Stored items:
□ □ □ □ □ □ □
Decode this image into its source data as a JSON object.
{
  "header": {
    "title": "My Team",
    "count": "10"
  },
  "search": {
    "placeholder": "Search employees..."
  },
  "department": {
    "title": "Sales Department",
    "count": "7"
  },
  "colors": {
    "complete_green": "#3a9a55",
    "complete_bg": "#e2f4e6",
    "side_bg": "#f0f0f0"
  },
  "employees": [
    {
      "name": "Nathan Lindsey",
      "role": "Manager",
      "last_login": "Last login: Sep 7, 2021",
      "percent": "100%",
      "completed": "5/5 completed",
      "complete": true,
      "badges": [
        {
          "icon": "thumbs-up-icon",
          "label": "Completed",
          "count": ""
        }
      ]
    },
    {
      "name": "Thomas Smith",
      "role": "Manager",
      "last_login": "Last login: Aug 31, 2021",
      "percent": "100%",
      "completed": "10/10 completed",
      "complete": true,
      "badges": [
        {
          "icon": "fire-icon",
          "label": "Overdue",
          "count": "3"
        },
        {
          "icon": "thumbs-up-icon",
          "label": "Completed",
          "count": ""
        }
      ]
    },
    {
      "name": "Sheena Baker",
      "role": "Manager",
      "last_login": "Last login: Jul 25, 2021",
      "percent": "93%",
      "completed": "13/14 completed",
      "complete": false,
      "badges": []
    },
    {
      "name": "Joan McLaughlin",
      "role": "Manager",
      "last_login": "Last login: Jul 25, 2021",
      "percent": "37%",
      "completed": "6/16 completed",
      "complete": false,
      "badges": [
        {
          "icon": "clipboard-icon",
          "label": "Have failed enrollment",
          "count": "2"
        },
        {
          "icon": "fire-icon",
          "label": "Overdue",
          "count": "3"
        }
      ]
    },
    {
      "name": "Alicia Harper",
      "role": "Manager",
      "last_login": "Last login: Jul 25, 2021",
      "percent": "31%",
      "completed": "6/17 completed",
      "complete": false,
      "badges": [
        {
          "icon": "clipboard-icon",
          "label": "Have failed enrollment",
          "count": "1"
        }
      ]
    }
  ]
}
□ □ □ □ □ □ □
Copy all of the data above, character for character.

Decode this image into its source data as a JSON object.
{
  "header": {
    "title": "My Team",
    "count": "10"
  },
  "search": {
    "placeholder": "Search employees..."
  },
  "department": {
    "title": "Sales Department",
    "count": "7"
  },
  "colors": {
    "complete_green": "#3a9a55",
    "complete_bg": "#e2f4e6",
    "side_bg": "#f0f0f0"
  },
  "employees": [
    {
      "name": "Nathan Lindsey",
      "role": "Manager",
      "last_login": "Last login: Sep 7, 2021",
      "percent": "100%",
      "completed": "5/5 completed",
      "complete": true,
      "badges": [
        {
          "icon": "thumbs-up-icon",
          "label": "Completed",
          "count": ""
        }
      ]
    },
    {
      "name": "Thomas Smith",
      "role": "Manager",
      "last_login": "Last login: Aug 31, 2021",
      "percent": "100%",
      "completed": "10/10 completed",
      "complete": true,
      "badges": [
        {
          "icon": "fire-icon",
          "label": "Overdue",
          "count": "3"
        },
        {
          "icon": "thumbs-up-icon",
          "label": "Completed",
          "count": ""
        }
      ]
    },
    {
      "name": "Sheena Baker",
      "role": "Manager",
      "last_login": "Last login: Jul 25, 2021",
      "percent": "93%",
      "completed": "13/14 completed",
      "complete": false,
      "badges": []
    },
    {
      "name": "Joan McLaughlin",
      "role": "Manager",
      "last_login": "Last login: Jul 25, 2021",
      "percent": "37%",
      "completed": "6/16 completed",
      "complete": false,
      "badges": [
        {
          "icon": "clipboard-icon",
          "label": "Have failed enrollment",
          "count": "2"
        },
        {
          "icon": "fire-icon",
          "label": "Overdue",
          "count": "3"
        }
      ]
    },
    {
      "name": "Alicia Harper",
      "role": "Manager",
      "last_login": "Last login: Jul 25, 2021",
      "percent": "31%",
      "completed": "6/17 completed",
      "complete": false,
      "badges": [
        {
          "icon": "clipboard-icon",
          "label": "Have failed enrollment",
          "count": "1"
        }
      ]
    }
  ]
}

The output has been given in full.